4) Talking with Toby about politics, beatboxing as meaningful music, arts funding as we took in the steam from the sidewalks, the yellow cabs, the neck-crick, the Art Deco ubiquity, the modernity, the iron-wrought fire escapes, the greyness, the little dogs in designer coats and the stop-start-run pedestrian crossings… The city as romance!

Friday, March 04, 2011

Hair Envy, Alto Flutes and Fuschia Tights

Hours of creative activity achieved in last 24: 0.2
Watching: 'Winter's Bone' on Film 4 On Demand
Hair Day: Just shaved the side again in crazed stress-release... ahh, that's better...
Things I Can See From My Flat Window No. 9: The London Eye, a blurry deep blue

Had a lovely time at Nonclassical last night, where Gabriel and Rich took over Cargo for a special launch of Tansy Davies' new album, Trobairitz. I missed most of the first duo, Kamama, but caught their last piece, a lovely piece for two players and snare, where one half just hit a drumstick in the air in a constant pulse and the other manipulated snare and his hands to interact with that. Very spare and theatrical.

Playing Tansy's work from the album was an ensemble I haven't come across before, The Azalea Ensemble, all hailing from the Royal Academy or thereabouts. They tackled the jolty, sparsely quirky lines and off-kilter rhythms with fearless panache, and were noticeably committed - it's really nice to see a a group who looked so genuinely into the music. They are potentially a younger, hipper and more Londonish Bang On A Can All Stars. Moving to Cargo and with a slightly higher ticket price meant an attentive crowd, unlike some of the old Macbeth gigs with its distracting clackity pool-playing and brazen glass-bashing. The big-jangle-haired violinist, resplendent in fuschia tights, could even play a sublime set of Sciarrino Caprices to a hypnotised audience. Such gossamer-spun things of loveliness - punctuated by the East London line trains' thunder-bellies, like an duetting pianissimo bass drum part - I never did hear before. Check 'em out:

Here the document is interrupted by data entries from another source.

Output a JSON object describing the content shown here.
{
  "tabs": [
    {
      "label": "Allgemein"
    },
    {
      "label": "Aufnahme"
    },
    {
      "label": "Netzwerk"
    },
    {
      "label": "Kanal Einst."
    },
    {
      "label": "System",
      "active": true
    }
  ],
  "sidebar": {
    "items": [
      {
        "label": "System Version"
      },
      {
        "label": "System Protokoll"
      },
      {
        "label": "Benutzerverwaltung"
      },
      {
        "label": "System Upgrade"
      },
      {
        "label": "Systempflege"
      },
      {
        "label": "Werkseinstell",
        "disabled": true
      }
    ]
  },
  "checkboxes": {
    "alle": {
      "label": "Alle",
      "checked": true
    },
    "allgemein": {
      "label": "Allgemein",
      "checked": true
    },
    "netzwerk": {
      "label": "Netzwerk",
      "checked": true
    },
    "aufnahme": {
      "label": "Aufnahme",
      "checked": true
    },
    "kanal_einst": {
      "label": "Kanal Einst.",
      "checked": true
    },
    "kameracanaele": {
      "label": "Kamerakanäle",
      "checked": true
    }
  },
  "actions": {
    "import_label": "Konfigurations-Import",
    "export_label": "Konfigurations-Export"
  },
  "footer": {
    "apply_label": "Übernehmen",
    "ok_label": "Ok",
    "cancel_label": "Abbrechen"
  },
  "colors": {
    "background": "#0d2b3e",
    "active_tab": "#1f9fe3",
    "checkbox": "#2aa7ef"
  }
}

I had been drafted in to sing one little song, 'Greenhouses', standing in for Anna-juice who has recocrded this and more for the album. It all sailed a little close to the wind - I learnt it that day, rehearsed it briefly with two-thirds of the ensemble, met the alto flute player as we got onto the stage to perform it, that sort of thing... But I enjoyed it, it's the sort of contemporary song that suits me. More exciting than any of this was being introduced by Tansy to her hairdresser. Ha. Tansy's hair was looking so superfly that even being mistaken for her AGAIN somehow didn't ebb my mega hair-envy. I REALLY should have got his number...

Listen to Tansy's podcast for Nonclassical HERE!